Earlier in the day, there had also been a full fur coat at Canali, the type worn for easy visual jokes in the recent Anchorman 2. Before these shows, I thought hard about what I would say if fur was put forward as a serious proposition for men in the 21st century. The times it has been seen at these shows so far, I have described it with no comment, positive or negative. But something was unleashed on the Fendi catwalk. It was relentless, a commitment to fur not often seen in menswear. And in the end, accomplished as the clothes were, it did not feel anything to celebrate, for anyone.
Straight from Fendi to Brioni, which once again staged one of its model endurance tests, asking young men to stand stock still for 90 minutes under hot lights wearing multiple winter layers. I saw one young man being escorted out by a security guard. At first it looked like he had been caught doing something he should not in a club. Actually he had passed out, the guard trying to keep him upright.
Exactly a year ago, I wrote the same thing: hardly the best conditions under which to consider luxury. Going round, I found myself just listing garments in my notebook with no particular description: grey coat, Prince of Wales check suit. There was little to deserve further comment, and it made me wonder: Does anyone even care about the new in Milan?
Early in the day there were empty bleachers at Andrea Pompilio’s show, even though he had chosen a venue a short skip from the following collection, Emporio Armani. Last season, Mr Armani had lent Mr Pompilio his showspace for free, in a bid to increase the profile of young designers in the city. This season, few international press or buyers showed up.
It is what happens in this city when you do not have the clout of an advertising budget to pull people in, which is too bad, as Mr Pompilio’s collection showed increasing confidence. It had a modernity and a reality absent most everywhere else in this town.

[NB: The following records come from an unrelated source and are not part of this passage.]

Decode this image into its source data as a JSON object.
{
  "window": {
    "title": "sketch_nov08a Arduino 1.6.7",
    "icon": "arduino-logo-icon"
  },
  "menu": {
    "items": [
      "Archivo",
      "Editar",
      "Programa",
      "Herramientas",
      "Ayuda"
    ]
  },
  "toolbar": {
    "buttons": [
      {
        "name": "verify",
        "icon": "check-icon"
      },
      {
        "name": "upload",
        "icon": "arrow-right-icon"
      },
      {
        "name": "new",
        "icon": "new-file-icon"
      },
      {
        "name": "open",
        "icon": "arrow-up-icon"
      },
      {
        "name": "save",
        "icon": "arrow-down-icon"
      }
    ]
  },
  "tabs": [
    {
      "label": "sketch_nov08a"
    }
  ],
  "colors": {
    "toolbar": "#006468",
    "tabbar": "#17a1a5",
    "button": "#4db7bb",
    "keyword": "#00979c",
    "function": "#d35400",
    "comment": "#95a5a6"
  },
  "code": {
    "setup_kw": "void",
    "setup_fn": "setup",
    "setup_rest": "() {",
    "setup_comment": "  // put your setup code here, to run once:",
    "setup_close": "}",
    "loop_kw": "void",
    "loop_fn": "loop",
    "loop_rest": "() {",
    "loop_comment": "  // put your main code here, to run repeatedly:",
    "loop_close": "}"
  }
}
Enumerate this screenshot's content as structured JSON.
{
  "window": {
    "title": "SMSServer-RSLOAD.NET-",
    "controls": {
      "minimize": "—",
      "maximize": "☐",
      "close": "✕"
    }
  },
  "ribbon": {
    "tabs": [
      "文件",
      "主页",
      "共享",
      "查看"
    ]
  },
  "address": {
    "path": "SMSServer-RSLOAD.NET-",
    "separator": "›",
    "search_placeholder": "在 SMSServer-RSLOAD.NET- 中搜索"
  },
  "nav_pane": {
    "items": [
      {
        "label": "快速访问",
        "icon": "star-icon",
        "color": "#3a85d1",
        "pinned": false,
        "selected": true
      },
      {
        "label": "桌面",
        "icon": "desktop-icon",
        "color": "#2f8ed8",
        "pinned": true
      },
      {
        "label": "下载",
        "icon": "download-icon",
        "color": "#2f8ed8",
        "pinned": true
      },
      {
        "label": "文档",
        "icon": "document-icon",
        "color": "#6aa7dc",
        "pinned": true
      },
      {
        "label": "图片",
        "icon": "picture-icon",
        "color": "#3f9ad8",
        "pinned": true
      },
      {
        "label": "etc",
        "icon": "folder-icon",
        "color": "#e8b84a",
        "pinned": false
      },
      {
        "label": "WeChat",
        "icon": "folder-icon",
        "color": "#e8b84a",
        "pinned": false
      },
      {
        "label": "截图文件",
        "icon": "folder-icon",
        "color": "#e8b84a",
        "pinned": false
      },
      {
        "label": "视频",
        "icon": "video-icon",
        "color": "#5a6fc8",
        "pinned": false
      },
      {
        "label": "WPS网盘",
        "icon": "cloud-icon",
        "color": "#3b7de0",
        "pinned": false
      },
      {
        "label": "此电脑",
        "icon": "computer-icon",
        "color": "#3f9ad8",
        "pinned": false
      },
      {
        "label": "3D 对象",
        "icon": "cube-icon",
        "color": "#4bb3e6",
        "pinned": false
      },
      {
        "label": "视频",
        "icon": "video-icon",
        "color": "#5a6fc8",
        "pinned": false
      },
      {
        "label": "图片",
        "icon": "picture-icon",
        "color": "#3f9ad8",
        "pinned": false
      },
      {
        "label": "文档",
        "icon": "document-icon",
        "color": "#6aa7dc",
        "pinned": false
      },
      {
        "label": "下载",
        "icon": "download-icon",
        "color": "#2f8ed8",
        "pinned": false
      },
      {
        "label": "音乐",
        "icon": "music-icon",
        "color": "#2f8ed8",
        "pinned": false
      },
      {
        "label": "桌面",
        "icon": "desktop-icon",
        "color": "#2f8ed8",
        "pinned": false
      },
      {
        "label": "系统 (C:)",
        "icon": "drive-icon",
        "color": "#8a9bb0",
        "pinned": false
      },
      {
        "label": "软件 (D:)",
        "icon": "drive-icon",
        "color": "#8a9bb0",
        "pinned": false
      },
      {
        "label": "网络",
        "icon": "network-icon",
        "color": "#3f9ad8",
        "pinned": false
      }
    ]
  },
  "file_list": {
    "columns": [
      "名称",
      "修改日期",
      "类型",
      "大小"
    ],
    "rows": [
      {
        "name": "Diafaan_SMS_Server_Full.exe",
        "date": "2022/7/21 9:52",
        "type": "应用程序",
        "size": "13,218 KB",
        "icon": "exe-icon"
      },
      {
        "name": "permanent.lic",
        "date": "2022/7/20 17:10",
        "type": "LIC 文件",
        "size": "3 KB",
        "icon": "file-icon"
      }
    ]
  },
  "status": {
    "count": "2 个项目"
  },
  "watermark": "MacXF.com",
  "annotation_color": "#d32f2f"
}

Quilted shirts were particularly interesting, as were quilted sleeves on a ribbed knit. Mr Pompilio now needs to push for his own individual stamp, as photo prints on a shirt were a little too Raf Simons, the tux stripe trousers and embellishment on the shoulder of a sweatshirt a little too Dries Van Noten. If he is going to be a “version of” designer, that is fine, but there is something in Mr Pompilio’s street-smart look that hints towards further possible rigour, and of work that demands a wider audience. Milan needs more newness like him.